Property and equipment, net   1,775    6,923 
Operating lease right-of-use assets   6,906    1,146 
Other assets   911    720 
TOTAL ASSETS  $22,847   $31,178 
           
LIABILITIES AND STOCKHOLDERS’ EQUITY          
Current liabilities          
Accounts payable and accrued expenses  $1,380   $3,115 
Other current liabilities   687    1,520 
Deferred revenue       74 
Total current liabilities   2,067    4,709 
Common stock warrant liability   1,489    6,844 
Operating lease liabilities   2,632    43 
Finance lease liabilities   41    338 
Total liabilities   6,229    11,934 
           
Commitments and Contingencies (Note 17)   -    - 
           
STOCKHOLDERS’ EQUITY          
Preferred stock – 25,000,000 shares authorized, 0 shares issued and outstanding at December 31, 2022 and 2021        
Common stock - $.001 par value; 250,000,000 shares authorized; 7,258,186 and 3,299,379 shares issued and outstanding at December 31, 2022 and 2021, respectively*   7    3 
Additional paid-in capital   532,842    527,639 
Accumulated deficit   (516,231)   (508,398)
Total stockholders’ equity   16,618    19,244 
TOTAL LIABILITIES AND STOCKHOLDERS’ EQUITY  $22,847   $31,178 

 

* Giving retroactive effect to the 1-for-25 reverse stock split effectuated on May 16, 2022

 

The accompanying notes are an integral part of these consolidated financial statements

 

F-3

 

 

POLARITYTE, INC. AND SUBSIDIARIES

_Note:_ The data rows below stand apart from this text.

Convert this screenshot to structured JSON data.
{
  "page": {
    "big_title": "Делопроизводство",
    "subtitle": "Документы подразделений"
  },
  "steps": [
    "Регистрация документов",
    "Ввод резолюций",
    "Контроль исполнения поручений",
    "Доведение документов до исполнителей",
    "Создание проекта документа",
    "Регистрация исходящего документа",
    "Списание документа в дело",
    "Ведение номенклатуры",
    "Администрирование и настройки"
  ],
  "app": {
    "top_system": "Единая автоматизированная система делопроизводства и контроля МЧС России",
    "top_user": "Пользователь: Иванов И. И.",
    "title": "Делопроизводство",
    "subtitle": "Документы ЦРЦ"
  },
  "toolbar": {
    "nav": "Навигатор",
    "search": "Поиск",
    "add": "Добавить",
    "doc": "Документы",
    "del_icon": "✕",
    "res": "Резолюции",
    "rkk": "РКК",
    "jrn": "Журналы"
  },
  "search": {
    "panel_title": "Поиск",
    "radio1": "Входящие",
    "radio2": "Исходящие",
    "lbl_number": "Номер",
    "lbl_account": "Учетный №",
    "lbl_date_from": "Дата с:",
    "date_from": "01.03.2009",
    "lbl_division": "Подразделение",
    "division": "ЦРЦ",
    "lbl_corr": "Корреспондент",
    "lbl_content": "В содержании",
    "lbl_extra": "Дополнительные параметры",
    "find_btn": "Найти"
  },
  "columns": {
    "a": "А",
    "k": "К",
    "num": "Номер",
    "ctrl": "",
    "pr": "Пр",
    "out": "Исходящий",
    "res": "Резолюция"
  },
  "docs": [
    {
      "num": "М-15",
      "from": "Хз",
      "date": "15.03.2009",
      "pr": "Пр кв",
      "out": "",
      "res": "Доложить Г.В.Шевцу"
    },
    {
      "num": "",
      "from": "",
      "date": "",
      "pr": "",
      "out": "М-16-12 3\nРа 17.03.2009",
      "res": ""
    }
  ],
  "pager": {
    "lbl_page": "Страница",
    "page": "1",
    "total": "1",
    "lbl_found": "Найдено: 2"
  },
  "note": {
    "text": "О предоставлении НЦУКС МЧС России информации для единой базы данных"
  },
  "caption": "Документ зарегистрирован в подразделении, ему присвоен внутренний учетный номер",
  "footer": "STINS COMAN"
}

CONSOLIDATED STATEMENTS OF OPERATIONS

(in thousands, except share and per share amounts)

 

   2022   2021 
   For the Years Ended December 31, 
   2022   2021 
Net revenues          
Products  $   $3,076 
Services   814    6,328 
Total net revenues   814    9,404 
Cost of revenues          
Products       448 
Services   616    3,868 
Total costs of revenues   616    4,316 
Gross profit   198    5,088 
Operating costs and expenses          
Research and development   11,048    14,182 
General and administrative   15,027    20,476 
Sales and marketing       2,808 
Restructuring and other charges   103    678 
Gain on sale of property and equipment   (4,000)    
Impairment of assets held for sale   393     
Impairment of goodwill and intangible assets       630 
Total operating costs and expenses   22,571    38,774 
Operating loss   (22,373)   (33,686)
Other income (expense), net          
Gain on extinguishment of debt       3,612 
Change in fair value of common stock warrant liability   14,468    4,995 
Inducement loss on sale of liability classified warrants       (5,197)
Interest expense, net   (11)   (127)
Other income, net   83    216 
Net loss  $(7,833)  $(30,187)
           
Net loss per share attributable to common stockholders          
Basic*  $(1.14)  $(9.43)
Diluted*  $(1.67)  $(9.43)
Weighted average shares outstanding          
Basic*   6,853,169    3,200,561 
Diluted*   7,665,190    3,200,561 

 

* Giving retroactive effect to the 1-for-25 reverse stock split effectuated on May 16, 2022

 

The accompanying notes are an integral part of these consolidated financial statements

 

F-4

 

 

POLARITYTE, INC. AND SUBSIDIARIES

CONSOLIDATED STATEMENTS OF STOCKHOLDERS’ EQUITY

(in thousands, except share and per share amounts)

 

   Number   Amount   Number   Amount *